In the course of human history, there have been many great, influential philosophers that have changed our view of this small planet and the universe around it. Perhaps the most influential group of philosophers came from ancient Greece. Many ideals and principles we use today come from three prominent philosophers named Socrates, Plato, and Aristotle. These men will soon (not in their lifetimes) change the course of human history and the process of thought.
Socrates was born in 469 B.C. to Sophacles, an Athenian stone crafter. He was born at a time of political upheaval, causing him to be well versed in his political knowledge. The city of Athens in which he resided would eventually use him as a scapegoat for their political downfall, resulting in his suicide.

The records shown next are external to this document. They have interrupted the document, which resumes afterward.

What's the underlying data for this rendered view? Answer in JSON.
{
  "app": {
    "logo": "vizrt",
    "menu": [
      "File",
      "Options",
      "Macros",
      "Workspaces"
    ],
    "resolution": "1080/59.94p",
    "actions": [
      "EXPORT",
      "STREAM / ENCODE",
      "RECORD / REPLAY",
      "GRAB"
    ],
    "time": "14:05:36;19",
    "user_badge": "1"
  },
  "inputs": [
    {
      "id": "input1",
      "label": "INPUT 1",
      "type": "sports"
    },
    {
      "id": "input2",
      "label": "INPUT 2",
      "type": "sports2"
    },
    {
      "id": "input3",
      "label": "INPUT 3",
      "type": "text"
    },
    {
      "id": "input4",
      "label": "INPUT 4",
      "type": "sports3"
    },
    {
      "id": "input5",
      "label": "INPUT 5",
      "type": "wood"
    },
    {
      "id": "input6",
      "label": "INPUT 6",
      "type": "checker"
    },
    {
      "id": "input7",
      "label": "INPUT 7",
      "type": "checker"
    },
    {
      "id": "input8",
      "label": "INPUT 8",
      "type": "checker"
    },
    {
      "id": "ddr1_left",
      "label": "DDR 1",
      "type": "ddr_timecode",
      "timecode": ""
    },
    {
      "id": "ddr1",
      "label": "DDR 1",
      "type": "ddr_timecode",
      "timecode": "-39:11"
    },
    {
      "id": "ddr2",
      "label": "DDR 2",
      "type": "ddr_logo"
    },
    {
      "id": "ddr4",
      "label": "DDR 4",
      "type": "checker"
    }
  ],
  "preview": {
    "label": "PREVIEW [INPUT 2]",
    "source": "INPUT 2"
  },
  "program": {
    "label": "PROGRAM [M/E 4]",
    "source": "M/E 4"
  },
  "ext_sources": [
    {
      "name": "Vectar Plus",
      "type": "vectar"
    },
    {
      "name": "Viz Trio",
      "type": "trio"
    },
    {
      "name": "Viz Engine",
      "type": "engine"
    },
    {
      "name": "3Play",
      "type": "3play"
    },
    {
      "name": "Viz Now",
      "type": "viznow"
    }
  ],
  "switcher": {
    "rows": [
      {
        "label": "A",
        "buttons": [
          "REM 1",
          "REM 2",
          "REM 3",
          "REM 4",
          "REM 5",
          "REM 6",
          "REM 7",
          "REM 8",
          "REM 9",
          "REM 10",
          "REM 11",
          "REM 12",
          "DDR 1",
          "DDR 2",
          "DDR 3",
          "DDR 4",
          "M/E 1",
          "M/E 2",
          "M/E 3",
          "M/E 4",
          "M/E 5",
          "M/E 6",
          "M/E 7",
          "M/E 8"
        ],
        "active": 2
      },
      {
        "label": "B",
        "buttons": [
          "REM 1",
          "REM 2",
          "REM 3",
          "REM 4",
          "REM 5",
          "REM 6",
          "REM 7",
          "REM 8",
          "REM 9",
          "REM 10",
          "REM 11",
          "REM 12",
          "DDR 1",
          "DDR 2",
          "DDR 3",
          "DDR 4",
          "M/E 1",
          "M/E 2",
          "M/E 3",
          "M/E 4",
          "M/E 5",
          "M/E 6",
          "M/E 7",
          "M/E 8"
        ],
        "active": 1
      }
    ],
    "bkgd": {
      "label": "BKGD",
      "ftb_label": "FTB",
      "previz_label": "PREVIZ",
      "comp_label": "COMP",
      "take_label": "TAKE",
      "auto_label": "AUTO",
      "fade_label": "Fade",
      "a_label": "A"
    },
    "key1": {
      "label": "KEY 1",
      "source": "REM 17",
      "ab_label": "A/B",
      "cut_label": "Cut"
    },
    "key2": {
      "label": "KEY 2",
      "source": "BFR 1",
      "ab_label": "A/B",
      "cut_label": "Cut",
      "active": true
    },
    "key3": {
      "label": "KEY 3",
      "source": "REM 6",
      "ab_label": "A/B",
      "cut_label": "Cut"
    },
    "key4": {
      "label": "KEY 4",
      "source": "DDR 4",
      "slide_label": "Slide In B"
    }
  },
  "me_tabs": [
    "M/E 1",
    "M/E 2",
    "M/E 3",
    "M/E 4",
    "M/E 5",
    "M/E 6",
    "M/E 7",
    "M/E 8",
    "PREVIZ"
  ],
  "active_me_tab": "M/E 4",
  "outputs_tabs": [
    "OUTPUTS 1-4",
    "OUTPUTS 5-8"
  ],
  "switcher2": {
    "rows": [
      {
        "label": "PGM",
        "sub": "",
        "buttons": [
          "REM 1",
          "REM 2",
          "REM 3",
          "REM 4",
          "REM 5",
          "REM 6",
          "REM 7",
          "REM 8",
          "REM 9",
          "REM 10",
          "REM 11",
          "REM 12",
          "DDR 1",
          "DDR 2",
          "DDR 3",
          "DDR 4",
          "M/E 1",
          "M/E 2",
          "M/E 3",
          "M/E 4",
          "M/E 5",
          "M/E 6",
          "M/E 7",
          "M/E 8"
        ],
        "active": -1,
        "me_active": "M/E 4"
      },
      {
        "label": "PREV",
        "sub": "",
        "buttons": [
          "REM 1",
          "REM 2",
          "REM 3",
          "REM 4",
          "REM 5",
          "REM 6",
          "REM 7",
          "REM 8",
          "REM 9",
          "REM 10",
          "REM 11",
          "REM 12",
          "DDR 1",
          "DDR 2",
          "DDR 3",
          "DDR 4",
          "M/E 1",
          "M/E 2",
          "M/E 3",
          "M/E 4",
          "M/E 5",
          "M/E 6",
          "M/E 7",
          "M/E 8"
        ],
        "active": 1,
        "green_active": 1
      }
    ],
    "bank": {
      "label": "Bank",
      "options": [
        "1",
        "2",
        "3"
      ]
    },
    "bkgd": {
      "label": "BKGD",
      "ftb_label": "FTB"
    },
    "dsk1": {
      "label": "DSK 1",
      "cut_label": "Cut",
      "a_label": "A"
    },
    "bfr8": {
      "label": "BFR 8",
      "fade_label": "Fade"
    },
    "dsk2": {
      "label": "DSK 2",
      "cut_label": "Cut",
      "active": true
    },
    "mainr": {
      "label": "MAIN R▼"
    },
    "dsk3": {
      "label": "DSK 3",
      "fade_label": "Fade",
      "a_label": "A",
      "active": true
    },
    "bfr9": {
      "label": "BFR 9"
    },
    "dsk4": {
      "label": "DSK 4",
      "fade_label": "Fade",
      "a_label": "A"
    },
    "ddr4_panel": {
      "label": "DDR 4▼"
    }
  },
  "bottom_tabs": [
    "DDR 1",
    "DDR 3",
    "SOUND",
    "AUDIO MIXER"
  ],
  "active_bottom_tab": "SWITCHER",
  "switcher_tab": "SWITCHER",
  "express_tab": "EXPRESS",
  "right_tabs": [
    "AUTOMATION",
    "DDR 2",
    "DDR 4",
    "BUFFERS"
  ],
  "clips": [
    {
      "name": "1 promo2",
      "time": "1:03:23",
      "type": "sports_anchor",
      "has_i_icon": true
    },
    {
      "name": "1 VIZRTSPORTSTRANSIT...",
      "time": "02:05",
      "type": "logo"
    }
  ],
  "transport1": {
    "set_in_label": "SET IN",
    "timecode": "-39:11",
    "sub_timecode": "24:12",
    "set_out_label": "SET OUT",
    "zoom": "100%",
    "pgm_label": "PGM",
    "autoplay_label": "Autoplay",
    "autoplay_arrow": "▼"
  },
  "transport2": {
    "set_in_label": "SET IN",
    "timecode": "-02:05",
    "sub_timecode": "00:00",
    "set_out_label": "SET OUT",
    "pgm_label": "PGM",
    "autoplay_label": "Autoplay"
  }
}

Since Socrates only taught by means of public conversation and oration, most of what we know about him we learned from his student; Plato. Unlike other philosophers of his era, Socrates didn’t concern himself with issues on how or why the world worked; he pondered things like how man should live and what morality means. Socrates was hailed as the inventor of the branch of philosophy known as ethics. It is exactly his concern with
ethical matters that lead him into conflicts with the city elders, who accused him of corrupting the minds of the sons of the rich with revolutionary and unorthodox ideas. “The only thing that I know is that I know nothing. (Stokes, 36)” This famous quote from Socrates shows that he thought that he knew nothing of the universe and was barely scratching the surface with his moral and ethical teachings.
The way Socrates taught was with his persistent questioning about a broad subject in hopes of narrowing it down to show the original answer was not adequate. This method he would use to ask questions about normal things like ‘beauty’ or ‘the good’ or ‘piety’ only to show through reasoned argument that all of the proposed definitions and common conceptions lead to paradox or absurdity. The style of questioning he would use lead to show that if you take something just because it is common place that it is actually absurd and ridiculous, showing that the need to think for...